You also get some tweaks to the camera app - the 8-megapixel rear and 2-megapixel front camera are the same as before - but it will now throw up suggestions of different shooting modes when you come to take a shot, like HDR, for example. 

There's a whole load of other features in BB 10.3, which we'll be pulling out and detailing as we spend more time with BlackBerry's latest OS.

Where do I sign up?

The Porsche Design P'9983 is available from Thursday 25 September, launching exclusively in Europe in Harrods.
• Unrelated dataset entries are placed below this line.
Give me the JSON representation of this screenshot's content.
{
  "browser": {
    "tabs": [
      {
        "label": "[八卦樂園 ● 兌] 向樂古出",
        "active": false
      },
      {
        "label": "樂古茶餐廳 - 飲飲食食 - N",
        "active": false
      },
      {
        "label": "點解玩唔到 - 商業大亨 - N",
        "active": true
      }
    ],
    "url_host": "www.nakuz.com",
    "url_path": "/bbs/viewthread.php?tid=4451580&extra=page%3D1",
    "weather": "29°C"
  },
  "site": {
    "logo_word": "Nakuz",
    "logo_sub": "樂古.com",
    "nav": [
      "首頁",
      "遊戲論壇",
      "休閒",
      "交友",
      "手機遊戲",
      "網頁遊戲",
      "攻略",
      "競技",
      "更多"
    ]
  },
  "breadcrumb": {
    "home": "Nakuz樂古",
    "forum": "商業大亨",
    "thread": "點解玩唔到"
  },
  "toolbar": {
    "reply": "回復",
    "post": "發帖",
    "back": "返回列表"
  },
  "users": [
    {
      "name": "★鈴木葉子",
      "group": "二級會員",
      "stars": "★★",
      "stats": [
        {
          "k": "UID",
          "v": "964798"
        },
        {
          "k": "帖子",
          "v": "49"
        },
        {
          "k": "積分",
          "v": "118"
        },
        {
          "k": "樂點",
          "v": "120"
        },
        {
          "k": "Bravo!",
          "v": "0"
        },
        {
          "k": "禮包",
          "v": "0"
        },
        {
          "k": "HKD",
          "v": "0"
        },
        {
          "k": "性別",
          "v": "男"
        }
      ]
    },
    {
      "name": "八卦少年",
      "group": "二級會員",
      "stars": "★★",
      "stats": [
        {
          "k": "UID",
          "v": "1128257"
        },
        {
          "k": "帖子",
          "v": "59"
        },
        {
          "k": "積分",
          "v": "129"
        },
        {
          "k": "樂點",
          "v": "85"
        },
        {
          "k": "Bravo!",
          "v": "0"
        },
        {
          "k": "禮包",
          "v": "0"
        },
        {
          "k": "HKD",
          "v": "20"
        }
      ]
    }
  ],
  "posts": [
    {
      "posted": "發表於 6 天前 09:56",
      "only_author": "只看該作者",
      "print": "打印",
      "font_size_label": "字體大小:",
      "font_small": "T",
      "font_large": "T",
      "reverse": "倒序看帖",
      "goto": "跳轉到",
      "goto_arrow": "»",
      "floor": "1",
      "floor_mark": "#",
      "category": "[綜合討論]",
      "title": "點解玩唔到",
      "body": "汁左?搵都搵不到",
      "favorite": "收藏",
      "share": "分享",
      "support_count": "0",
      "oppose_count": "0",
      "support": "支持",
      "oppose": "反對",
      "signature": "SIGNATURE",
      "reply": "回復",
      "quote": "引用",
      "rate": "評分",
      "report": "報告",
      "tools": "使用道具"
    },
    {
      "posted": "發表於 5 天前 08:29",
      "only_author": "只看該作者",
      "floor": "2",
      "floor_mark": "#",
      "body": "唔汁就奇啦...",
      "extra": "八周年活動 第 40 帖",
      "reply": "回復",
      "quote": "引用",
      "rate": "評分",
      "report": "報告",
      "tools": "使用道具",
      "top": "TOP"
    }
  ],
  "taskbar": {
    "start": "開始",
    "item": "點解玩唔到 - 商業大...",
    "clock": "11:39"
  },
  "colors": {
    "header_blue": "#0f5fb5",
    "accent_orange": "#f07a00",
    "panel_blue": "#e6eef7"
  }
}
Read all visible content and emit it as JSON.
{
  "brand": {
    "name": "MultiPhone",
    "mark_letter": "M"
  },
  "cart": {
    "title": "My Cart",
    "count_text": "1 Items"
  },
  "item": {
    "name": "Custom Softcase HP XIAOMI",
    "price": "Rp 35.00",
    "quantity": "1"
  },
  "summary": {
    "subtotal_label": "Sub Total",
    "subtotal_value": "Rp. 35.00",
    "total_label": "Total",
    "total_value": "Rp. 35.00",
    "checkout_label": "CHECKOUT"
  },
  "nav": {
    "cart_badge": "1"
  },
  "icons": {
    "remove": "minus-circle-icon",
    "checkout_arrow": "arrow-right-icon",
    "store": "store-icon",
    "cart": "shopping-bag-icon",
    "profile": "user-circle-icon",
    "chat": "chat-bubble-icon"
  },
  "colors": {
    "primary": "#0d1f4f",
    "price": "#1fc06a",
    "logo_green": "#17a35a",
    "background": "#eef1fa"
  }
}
It can be yours for £1400, if you're a power professional.

Of course, it's worth reading our BlackBerry Q10 review to see exactly what you're letting yourself in for.